▶ _Aim of the task_
Where does the word "Departments" occur in the data below? Copy each line that holds it.

▶ _Dataset content_
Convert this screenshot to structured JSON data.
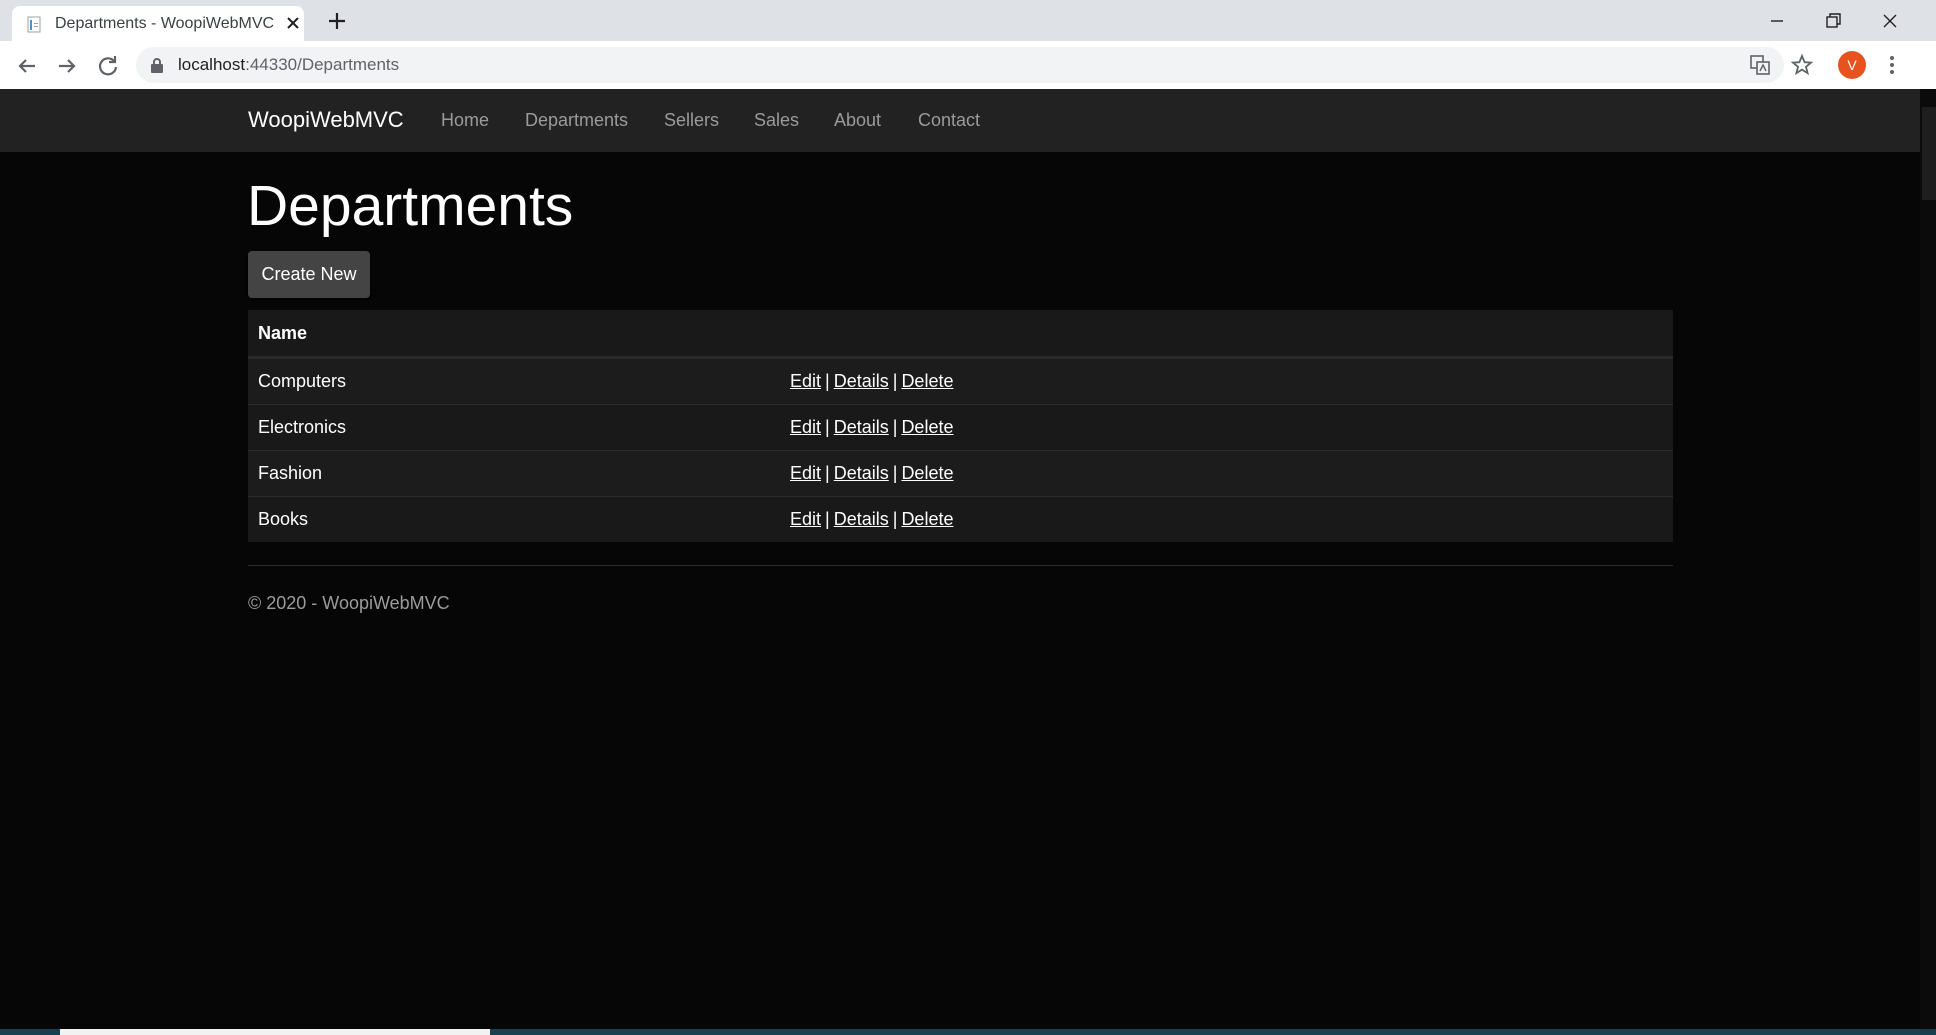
{
  "browser": {
    "tab_title": "Departments - WoopiWebMVC",
    "url_host": "localhost",
    "url_path": ":44330/Departments",
    "profile_initial": "V"
  },
  "site": {
    "brand": "WoopiWebMVC",
    "nav": [
      "Home",
      "Departments",
      "Sellers",
      "Sales",
      "About",
      "Contact"
    ]
  },
  "page": {
    "title": "Departments",
    "create_label": "Create New",
    "table_header": "Name",
    "rows": [
      {
        "name": "Computers"
      },
      {
        "name": "Electronics"
      },
      {
        "name": "Fashion"
      },
      {
        "name": "Books"
      }
    ],
    "actions": {
      "edit": "Edit",
      "details": "Details",
      "delete": "Delete",
      "separator": "|"
    }
  },
  "footer": "© 2020 - WoopiWebMVC",
  "colors": {
    "background": "#060606",
    "navbar": "#222222",
    "table": "#191919",
    "button": "#444444",
    "avatar": "#e8521f"
  }
}
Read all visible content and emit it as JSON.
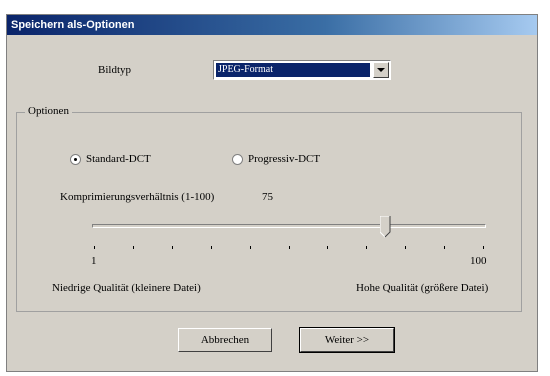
{
  "window": {
    "title": "Speichern als-Optionen"
  },
  "image_type": {
    "label": "Bildtyp",
    "selected": "JPEG-Format",
    "icon": "chevron-down-icon"
  },
  "options": {
    "group_label": "Optionen",
    "radios": [
      {
        "label": "Standard-DCT",
        "checked": true
      },
      {
        "label": "Progressiv-DCT",
        "checked": false
      }
    ],
    "compression": {
      "label": "Komprimierungsverhältnis (1-100)",
      "value": "75",
      "value_num": 75,
      "min": 1,
      "max": 100,
      "min_label": "1",
      "max_label": "100",
      "left_caption": "Niedrige Qualität (kleinere Datei)",
      "right_caption": "Hohe Qualität (größere Datei)",
      "tick_count": 11
    }
  },
  "buttons": {
    "cancel": "Abbrechen",
    "next": "Weiter >>"
  }
}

▶ _Output of the task_
    "tab_title": "Departments - WoopiWebMVC",
    "url_path": ":44330/Departments",
      "Departments",
    "title": "Departments",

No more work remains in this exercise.